Record set Start Marker
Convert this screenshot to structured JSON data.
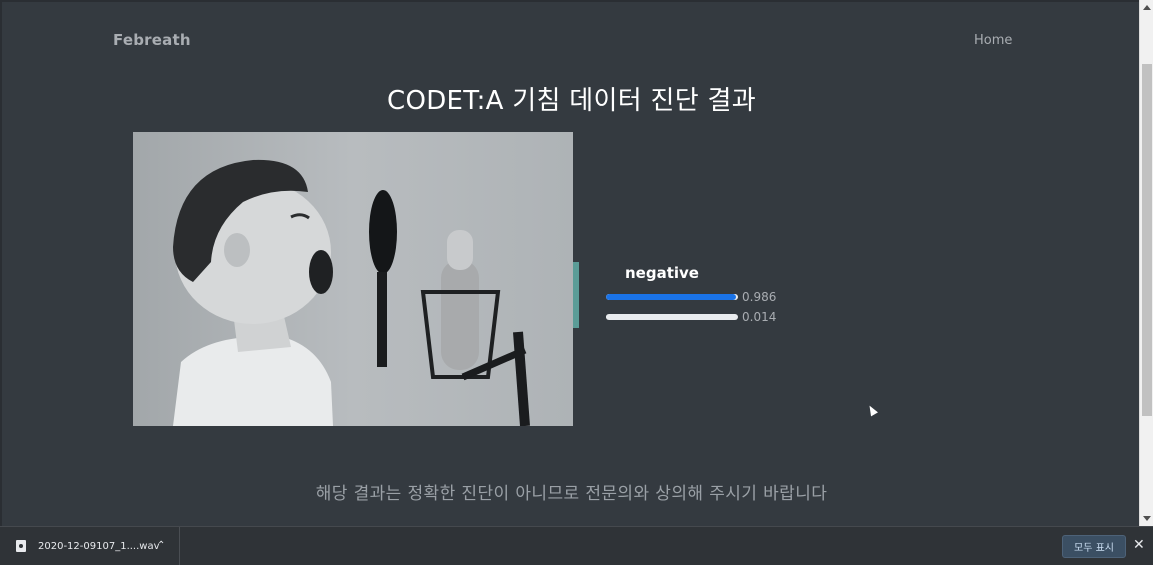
{
  "nav": {
    "brand": "Febreath",
    "home": "Home"
  },
  "title": "CODET:A 기침 데이터 진단 결과",
  "result": {
    "label": "negative",
    "bars": [
      {
        "value": 0.986,
        "value_text": "0.986",
        "color": "#1a73e8"
      },
      {
        "value": 0.014,
        "value_text": "0.014",
        "color": "#e9ecef"
      }
    ]
  },
  "disclaimer": "해당 결과는 정확한 진단이 아니므로 전문의와 상의해 주시기 바랍니다",
  "downloads": {
    "file_name": "2020-12-09107_1....wav",
    "show_all": "모두 표시",
    "close": "✕"
  },
  "colors": {
    "background": "#343a40",
    "accent": "#5b9c97"
  }
}
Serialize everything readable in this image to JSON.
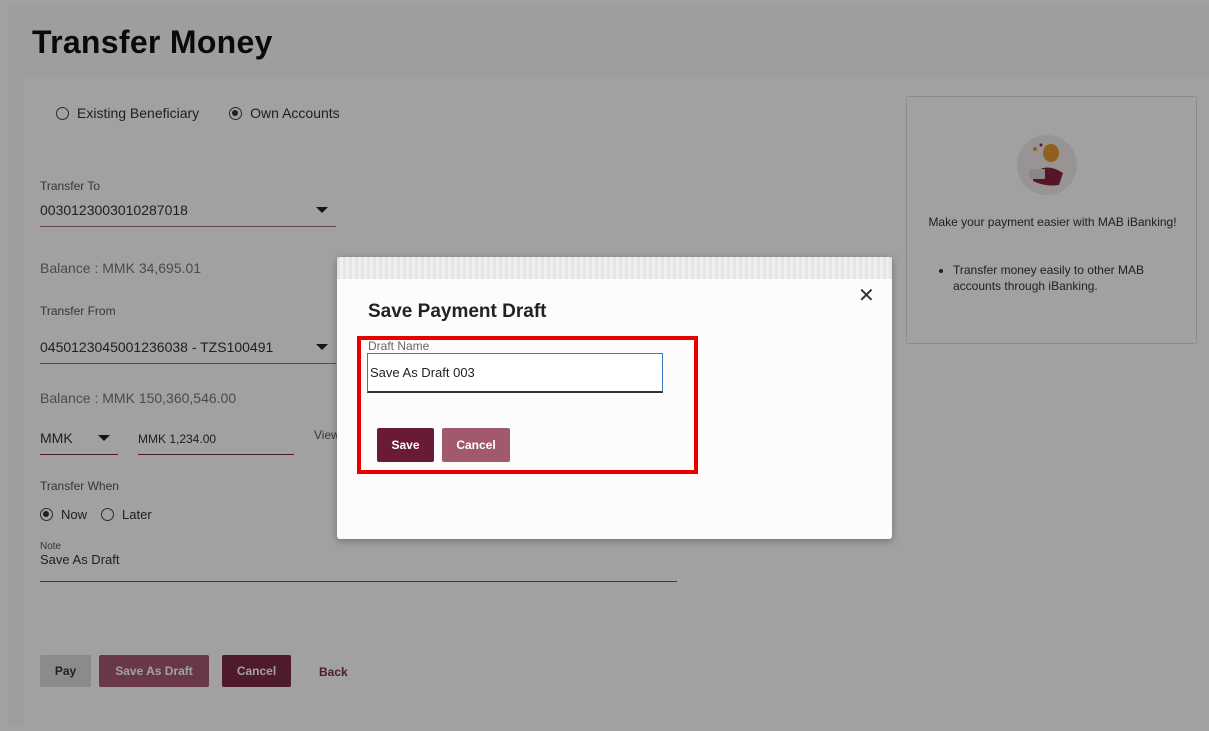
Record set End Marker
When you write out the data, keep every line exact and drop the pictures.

◆ Written solution:
Convert this screenshot to structured JSON data.
{
  "nav": {
    "brand": "Febreath",
    "home": "Home"
  },
  "title": "CODET:A 기침 데이터 진단 결과",
  "result": {
    "label": "negative",
    "bars": [
      {
        "value": 0.986,
        "value_text": "0.986",
        "color": "#1a73e8"
      },
      {
        "value": 0.014,
        "value_text": "0.014",
        "color": "#e9ecef"
      }
    ]
  },
  "disclaimer": "해당 결과는 정확한 진단이 아니므로 전문의와 상의해 주시기 바랍니다",
  "downloads": {
    "file_name": "2020-12-09107_1....wav",
    "show_all": "모두 표시",
    "close": "✕"
  },
  "colors": {
    "background": "#343a40",
    "accent": "#5b9c97"
  }
}
Serialize everything readable in this image to JSON.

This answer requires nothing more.